Is Climate Warming Altering the Severity and Frequency of Forest Insect Outbreaks in the Northwest?

    Faculty Advisory

  • Patrick Tobin, University of Washington,
  • NW CASC Fellow

  • Alex Pane, University of Washington,
In Progress

The forests of the Northwest are host to many native and nonnative biotic disturbance agents (e.g., bark beetles and folivores). Higher temperatures, longer summers, and in turn, greater drought stress, are all likely to contribute to greater disturbance intensity, severity, and related tree mortality. Most research has focused on the singular effects of biotic disturbance agents on their respective host trees and short-term ecosystem responses following disturbance. However, disturbance rarely occurs in isolation; tree decline and mortality from interacting biotic disturbance agents is a complex, ongoing and poorly understood process. Biotic disturbance is an inherent ecological process in the Northwest; thus, understanding the patterns of biotic disturbance interactions is pivotal to the management and preservation of regional forests.

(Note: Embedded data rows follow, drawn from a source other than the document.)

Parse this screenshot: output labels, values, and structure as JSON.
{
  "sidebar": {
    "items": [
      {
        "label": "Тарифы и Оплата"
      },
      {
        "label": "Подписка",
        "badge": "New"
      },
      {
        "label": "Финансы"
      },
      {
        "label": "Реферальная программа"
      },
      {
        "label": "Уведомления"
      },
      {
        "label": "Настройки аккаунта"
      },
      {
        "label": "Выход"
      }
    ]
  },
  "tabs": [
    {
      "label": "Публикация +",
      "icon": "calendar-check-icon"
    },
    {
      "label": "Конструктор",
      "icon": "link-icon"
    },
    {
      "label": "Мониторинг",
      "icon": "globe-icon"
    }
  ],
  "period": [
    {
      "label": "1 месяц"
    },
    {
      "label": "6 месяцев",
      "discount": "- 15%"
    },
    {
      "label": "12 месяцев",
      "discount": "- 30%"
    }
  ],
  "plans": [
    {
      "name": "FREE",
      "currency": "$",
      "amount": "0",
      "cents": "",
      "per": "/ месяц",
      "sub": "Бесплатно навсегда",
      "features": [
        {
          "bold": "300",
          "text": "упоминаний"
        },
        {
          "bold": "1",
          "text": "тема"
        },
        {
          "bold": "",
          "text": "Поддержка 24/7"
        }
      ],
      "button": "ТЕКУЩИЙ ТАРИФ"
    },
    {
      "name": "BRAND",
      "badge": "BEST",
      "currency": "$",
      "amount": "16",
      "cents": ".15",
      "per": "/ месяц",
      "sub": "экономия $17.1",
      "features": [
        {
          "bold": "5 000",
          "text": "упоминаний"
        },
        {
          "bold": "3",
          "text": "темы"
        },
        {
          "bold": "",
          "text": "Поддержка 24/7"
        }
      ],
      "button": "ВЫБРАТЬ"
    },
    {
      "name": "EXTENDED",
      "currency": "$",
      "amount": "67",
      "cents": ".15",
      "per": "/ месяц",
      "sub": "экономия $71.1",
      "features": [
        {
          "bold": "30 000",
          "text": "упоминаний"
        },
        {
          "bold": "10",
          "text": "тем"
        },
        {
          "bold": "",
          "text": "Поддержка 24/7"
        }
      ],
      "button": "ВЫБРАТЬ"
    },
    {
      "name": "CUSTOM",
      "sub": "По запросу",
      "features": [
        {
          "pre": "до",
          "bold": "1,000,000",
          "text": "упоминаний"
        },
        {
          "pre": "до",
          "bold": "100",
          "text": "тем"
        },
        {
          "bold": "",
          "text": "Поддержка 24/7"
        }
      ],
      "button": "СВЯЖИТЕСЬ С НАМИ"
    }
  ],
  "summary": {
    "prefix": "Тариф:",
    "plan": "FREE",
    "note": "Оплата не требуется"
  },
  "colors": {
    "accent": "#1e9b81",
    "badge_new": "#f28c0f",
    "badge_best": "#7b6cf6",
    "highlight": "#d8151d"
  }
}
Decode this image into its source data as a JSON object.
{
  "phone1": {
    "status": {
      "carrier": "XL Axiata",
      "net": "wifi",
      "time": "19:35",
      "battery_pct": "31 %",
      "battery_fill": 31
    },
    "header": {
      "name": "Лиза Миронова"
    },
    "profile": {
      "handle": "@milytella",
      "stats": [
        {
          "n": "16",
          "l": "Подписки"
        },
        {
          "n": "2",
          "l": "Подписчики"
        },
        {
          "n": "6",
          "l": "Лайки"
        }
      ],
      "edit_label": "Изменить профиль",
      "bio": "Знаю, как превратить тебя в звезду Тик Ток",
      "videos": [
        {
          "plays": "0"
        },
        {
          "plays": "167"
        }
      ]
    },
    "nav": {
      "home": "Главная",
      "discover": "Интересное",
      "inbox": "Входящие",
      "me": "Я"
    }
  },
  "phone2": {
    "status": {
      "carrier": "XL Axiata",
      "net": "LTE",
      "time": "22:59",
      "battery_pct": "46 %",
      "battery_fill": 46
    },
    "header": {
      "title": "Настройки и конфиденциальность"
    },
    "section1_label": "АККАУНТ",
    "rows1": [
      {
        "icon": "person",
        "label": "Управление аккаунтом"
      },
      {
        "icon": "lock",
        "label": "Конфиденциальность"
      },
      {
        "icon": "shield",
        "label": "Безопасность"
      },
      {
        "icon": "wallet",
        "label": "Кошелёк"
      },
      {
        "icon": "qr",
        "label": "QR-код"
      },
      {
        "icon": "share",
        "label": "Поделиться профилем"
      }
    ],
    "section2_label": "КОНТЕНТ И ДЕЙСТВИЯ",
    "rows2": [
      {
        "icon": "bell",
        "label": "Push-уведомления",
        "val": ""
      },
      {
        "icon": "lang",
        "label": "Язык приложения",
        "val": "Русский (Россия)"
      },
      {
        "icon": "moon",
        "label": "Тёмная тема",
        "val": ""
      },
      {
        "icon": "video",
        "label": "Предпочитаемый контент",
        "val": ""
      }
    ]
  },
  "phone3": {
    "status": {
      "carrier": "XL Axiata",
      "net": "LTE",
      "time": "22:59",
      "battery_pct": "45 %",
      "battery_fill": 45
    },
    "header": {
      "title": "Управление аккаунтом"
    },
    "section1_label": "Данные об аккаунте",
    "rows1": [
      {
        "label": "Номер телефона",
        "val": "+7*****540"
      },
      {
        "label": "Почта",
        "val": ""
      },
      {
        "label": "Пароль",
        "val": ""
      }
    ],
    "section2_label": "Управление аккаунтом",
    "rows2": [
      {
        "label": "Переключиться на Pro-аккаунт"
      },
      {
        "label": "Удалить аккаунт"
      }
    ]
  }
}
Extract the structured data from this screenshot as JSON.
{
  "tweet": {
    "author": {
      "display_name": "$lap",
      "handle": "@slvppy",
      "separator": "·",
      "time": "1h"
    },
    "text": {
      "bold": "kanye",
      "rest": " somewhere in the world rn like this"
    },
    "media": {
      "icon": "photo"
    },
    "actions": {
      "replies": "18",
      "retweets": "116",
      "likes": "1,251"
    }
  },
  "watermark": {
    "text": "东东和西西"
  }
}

This project will look to fill current knowledge gaps by determining at risk native tree species and the potential impacts an invasive species may have on disturbance dynamics under a changing climate. We will also look to identify local-to-regional scale biotic and abiotic processes that enable repeated insect outbreaks to occur within forest ecosystems. The findings from this project could inform management strategies for both native and nonnative disturbance agents while providing insights into how these strategies may need to change to continue to succeed in a warming climate.